Space Health Alert Astronautfinds Cervical Vein Thrombosis on Space Station

BEIJING, March 6 (Xinhua) — A new study shows that an anonymous astronaut on the International Space Station has a deep vein thrombosis (DVT) in his neck veins, a blood clot in his neck vein, according tomedia reports. For privacy reasons, the astronaut’s identity and the exact time of his illness were kept secret, and personal lycins were omitted from the case study, only to know that the astronaut was on a six-month mission to the space station and only two months on the station, where deep vein thrombosis was detected.

Space Health Alert Astronautfinds Cervical Vein Thrombosis on Space Station

Moore and NASA doctors agree that blood thinners are the best treatment for astronauts’ blood clots, but the astronauts have very limited drug options on the space station because the station has only a small supply of drugs.

This is the first time blood clots have been found on an astronaut’s body, and NASA has yet to develop a plan to treat the condition in a “zero gravity” environment.

Thrombosis specialist

Stephan Moll, a professor of medicine at the University of North Carolina at Chapel Hill School of Medicine and one of the experts hired by NASA to treat thrombosis, said in a statement that Moore was the only non-NASA physician to help NASA treat thrombosis.

Moore and NASA doctors agree that blood thinners are the best treatment for astronauts’ blood clots, but the astronauts have very limited drug options on the space station because the station has only a small supply of drugs.

Space Health Alert Astronautfinds Cervical Vein Thrombosis on Space Station

For privacy reasons, the astronaut’s identity and the exact time of his illness were kept secret, and personal lycins were omitted from the case study, only to know that the astronaut was on a six-month mission to the space station and only two months on the station, where deep vein thrombosis was detected.

When it was discovered that the astronauts had a thrombosis, the blood thinner Enoxaparin was very limited, and Moore helped NASA decide how to quantify the station’s inochin to effectively treat deep vein thrombosis while ensuring that astronauts did not run out of the drug in the next space cargo shipment.

Treatment process

Currently, astronauts with thrombosis have been injected with enoftoin for 40 days, and enofheparin is injected with the skin, and on the 43rd day of the astronaut’s injection of enoheparin, a batch of Apixaban drugs will be delivered to the space station via a supply ship. Apixaban is an anticoagulant oral drug used to prevent venous thrombosis and atrial fibrillation stroke.

Astronaut thrombosis treatment takes more than 90 days, during which time the astronaut sits under the guidance of a radiology team on the ground to perform an ultrasound on his neck, closely monitor thrombosis, and Mohr communicates with astronaut patients via e-mail and phone.

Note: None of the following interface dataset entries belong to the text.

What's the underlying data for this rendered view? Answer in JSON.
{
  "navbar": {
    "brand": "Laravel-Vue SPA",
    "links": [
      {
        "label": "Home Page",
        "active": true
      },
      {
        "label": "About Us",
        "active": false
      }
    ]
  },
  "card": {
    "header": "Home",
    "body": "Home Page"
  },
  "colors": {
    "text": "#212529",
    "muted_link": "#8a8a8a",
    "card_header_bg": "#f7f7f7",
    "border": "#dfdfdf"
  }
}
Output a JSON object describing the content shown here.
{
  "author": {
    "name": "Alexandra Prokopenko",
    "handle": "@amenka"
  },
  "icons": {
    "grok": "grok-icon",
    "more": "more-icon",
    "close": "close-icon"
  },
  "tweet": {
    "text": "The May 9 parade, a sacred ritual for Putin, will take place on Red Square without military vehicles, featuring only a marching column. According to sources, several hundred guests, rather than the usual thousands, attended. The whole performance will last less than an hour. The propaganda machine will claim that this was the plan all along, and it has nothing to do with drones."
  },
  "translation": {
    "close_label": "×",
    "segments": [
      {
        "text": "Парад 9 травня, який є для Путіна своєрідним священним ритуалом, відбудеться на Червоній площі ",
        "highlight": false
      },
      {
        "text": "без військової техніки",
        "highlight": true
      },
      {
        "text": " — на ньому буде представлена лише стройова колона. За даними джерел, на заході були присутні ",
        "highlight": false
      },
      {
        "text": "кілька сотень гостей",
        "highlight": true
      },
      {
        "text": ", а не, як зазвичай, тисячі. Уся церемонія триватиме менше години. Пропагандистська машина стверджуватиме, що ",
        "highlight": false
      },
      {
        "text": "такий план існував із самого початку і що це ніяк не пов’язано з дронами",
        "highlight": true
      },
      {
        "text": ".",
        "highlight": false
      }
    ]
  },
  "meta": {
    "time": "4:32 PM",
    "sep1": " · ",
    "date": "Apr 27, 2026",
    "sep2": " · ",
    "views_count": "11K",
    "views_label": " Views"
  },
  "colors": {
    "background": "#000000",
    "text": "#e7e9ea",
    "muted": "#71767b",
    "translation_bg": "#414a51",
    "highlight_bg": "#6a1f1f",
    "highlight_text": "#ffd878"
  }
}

Eventually the astronaut successfully completed a six-month mission to the space station and returned to Earth without blood clot severce.

More research is needed.

Ironically, the astronauts examined deep vein thrombosis when they performed an ultrasound on the neck to analyze how the body’s fluids were redistributed in a weightless state, but he did not have any abnormal symptoms. Without the test, researchers at the University of North Carolina said, no one would have known what would be like of a blood clot in the space environment.

Moore said there was a need for more in-depth research into the performance of blood and blood clots in space, a phenomenon that is common in the bodies of astronauts on the space station.

How to minimize the risk of deep vein thrombosis? Should the International Space Station be equipped with more drugs? All of these questions need to be answered, especially given that astronauts will carry out longer missions to the moon and Mars.